Your academic success is not worth your health; put eating well, going to the gym, and relaxing first and success will come as a result!

Amanda Hardy, M.A. in International and Regional Studies

Don’t get impatient if you don’t get to do exactly what you want to do as soon as you start. Sometimes you can’t see the connection of your research or teaching to a future goal, but it becomes clearer with time. A graduate degree is a door opener, but sometimes it means delayed gratification.
 

Don’t get discouraged if your path isn’t the same as someone else’s. You will have classmates with different goals and it can be quite discouraging to feel like you don’t live up to their aspirations. Your path and the skills you are learning to advance down it are valuable because they are yours! Along the same lines, be mindful not to belittle anyone else’s plan because it’s different from yours!

Joanne Beckwith, Ph.D. in Chemical Engineering

“Rest if you must, but don’t you quit.”

Christine Quince, Ph.D. in Educational Studies

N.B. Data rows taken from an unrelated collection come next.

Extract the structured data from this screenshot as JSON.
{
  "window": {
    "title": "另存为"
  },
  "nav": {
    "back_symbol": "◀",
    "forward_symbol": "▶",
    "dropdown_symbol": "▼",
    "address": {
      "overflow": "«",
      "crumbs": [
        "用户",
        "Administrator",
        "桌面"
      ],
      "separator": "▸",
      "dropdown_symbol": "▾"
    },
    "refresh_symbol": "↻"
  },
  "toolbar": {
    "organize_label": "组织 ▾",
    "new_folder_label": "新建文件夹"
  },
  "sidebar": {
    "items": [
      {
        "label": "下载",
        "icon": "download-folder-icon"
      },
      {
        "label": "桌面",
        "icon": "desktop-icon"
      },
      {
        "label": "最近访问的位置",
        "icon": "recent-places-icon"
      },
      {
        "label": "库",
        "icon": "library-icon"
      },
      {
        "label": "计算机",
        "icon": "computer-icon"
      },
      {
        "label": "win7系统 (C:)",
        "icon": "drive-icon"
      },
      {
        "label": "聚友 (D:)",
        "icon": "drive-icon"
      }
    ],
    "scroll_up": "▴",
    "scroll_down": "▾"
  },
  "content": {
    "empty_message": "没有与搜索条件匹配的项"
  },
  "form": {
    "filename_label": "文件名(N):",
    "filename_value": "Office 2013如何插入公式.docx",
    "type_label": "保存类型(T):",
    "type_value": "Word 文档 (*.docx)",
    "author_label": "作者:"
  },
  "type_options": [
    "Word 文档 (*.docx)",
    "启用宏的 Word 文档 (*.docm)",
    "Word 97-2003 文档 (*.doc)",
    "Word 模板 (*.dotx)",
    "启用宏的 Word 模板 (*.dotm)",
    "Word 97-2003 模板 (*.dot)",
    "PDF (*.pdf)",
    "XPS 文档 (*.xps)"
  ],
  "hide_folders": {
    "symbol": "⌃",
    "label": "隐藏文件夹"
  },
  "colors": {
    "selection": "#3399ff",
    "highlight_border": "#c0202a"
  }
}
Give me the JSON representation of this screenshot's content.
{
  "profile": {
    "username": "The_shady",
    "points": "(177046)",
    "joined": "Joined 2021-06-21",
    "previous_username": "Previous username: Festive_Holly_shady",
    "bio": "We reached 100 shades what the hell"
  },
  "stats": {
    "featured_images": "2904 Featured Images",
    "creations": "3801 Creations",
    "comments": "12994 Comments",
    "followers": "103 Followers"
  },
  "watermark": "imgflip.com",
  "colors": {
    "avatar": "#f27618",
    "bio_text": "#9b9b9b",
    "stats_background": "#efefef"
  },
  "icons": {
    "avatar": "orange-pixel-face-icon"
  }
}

Grad school is amazing, if it’s short. Don’t try to boil the ocean. Get the expectations clear, finish early, use the opportunity to secure a satisfying job.

Morteza Taiebat, Ph.D. in Resource Policy and Behavior

Write down your goals. Why are you going to grad school? Who do you hope to be when you get out? Then review this document at least yearly. Grad school has a way of turning your interests and values into it’s own. Writing your goals down allows your future self to honor the wishes of your current self.

Christopher Quarles, Ph.D. in Information

For Ph.D. students, choosing a lab/advisor is way more important than choosing a department/school, because you are going to spend the next couple years with this one advisor. Even in the same department, students have drastically different experiences because of the differences among advisors. Make sure to have a personality fit before a research fit.

Lequn Geng, Ph.D. in Chemistry

“If wisdom’s ways you wisely seek, five things observe with care: to whom you speak, of whom you speak, and how, and why, and where.”- Caroline Ingalls

Ruth Li, Ph.D. in English and Education

Don’t try to teach yourself it all before you start. Take time before school starts to read what you want and really unwind. And remember, it’s supposed to be a challenge. Don’t feel like you have to know it all, you’ll be surrounded by incredible students and faculty, connect with them.

Robert Schultz, M.S. in Survey Methodology

Do not live where mostly undergraduate students live! Eat well, utilize fresh, healthy packaged foods (not frozen dinners) whenever needed. Take Vitamin supplements and exercise regularly. Do not feel bad about yourself because you had to be off for a day, a week, or even weeks due to illness. That happens to every Ph.D. student. Hang in there, check frequently with the advisor, and things will get sorted out.

Mijeong Kwon, Ph.D. in Management and Organizations

Short-term productivity is not the same as long-term productivity. When you get a Ph.D. you need to accomplish a lot in the 5+ years you’re here, but that isn’t the same thing as getting a lot done each and every week. Sometimes you just need to read the literature or think about your results. And taking time off is very beneficial to your long-term success too.

Gillen Brown, Ph.D. in Astronomy and Astrophysics